Segment Start: Data under study

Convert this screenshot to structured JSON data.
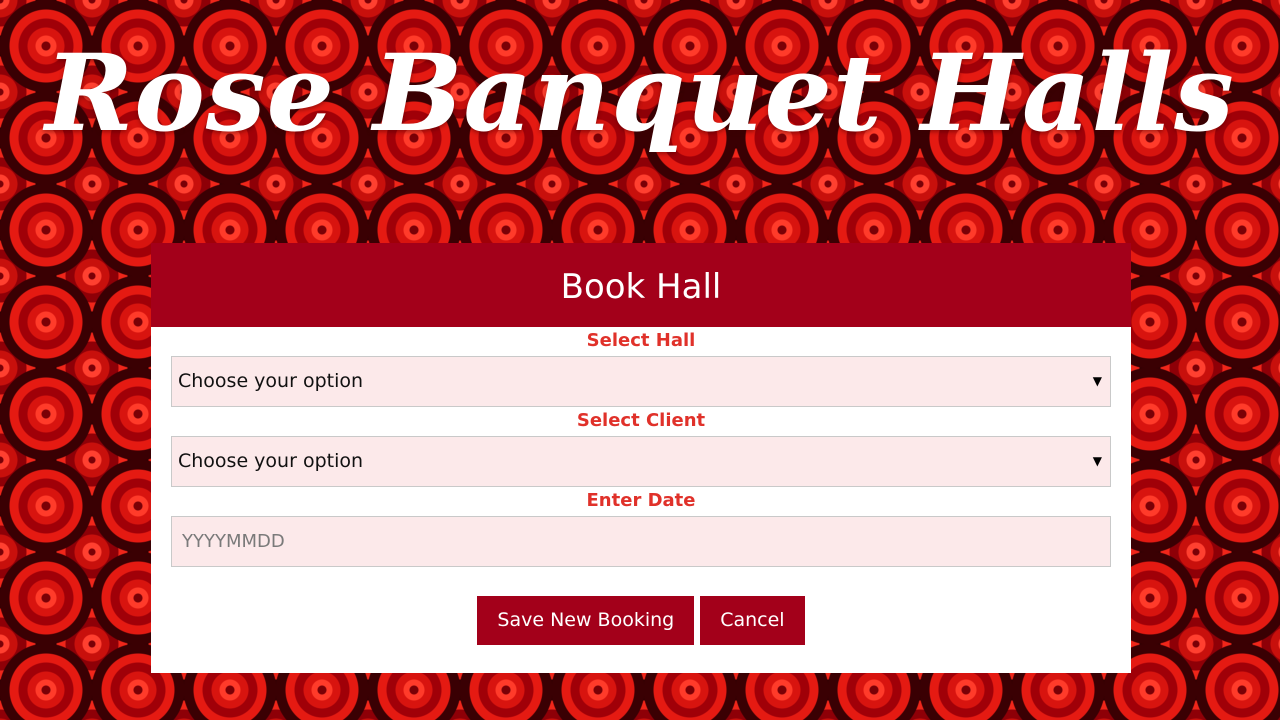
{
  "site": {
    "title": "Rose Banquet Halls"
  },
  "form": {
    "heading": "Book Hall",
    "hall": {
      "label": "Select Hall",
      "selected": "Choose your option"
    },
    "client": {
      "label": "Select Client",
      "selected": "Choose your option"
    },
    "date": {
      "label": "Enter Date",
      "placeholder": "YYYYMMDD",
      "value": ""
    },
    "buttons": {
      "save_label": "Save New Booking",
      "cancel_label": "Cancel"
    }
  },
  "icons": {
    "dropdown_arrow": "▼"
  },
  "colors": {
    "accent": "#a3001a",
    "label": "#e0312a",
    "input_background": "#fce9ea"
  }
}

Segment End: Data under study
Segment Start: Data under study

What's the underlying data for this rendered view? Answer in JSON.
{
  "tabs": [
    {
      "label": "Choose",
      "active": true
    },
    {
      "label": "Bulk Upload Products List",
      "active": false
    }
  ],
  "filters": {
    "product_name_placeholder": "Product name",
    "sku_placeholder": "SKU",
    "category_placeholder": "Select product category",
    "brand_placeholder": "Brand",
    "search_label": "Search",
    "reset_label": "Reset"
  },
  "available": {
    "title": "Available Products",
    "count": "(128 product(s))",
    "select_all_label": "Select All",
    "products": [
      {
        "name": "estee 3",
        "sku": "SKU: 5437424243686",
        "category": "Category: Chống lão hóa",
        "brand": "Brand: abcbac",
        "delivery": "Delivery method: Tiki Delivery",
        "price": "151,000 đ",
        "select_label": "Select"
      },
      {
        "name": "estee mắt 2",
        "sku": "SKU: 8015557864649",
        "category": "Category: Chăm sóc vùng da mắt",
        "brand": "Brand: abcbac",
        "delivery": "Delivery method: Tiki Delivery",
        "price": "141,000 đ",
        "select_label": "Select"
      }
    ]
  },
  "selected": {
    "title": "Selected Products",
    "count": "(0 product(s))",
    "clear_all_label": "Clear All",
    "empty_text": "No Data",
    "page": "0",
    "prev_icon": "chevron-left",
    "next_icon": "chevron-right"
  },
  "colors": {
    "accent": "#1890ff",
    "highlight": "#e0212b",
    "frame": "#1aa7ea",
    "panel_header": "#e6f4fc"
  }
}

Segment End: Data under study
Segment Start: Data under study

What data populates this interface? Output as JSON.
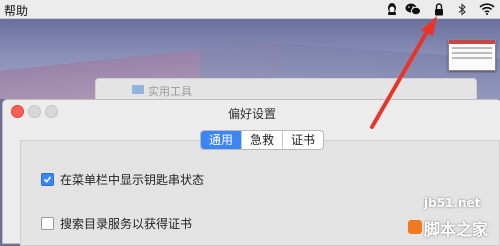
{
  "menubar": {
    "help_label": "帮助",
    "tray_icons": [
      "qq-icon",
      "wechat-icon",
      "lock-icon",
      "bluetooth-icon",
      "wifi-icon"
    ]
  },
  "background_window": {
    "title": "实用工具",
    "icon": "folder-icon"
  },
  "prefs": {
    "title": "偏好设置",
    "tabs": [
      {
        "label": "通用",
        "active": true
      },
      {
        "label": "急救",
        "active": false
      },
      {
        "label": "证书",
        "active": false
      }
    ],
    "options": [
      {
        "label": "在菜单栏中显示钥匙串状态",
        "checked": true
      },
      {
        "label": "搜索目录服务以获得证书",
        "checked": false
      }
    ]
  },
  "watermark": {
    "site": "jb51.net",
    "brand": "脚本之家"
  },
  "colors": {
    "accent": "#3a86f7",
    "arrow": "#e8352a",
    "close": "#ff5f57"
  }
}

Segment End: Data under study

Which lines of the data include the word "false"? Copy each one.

      "active": false
        "active": false
        "active": false
        "checked": false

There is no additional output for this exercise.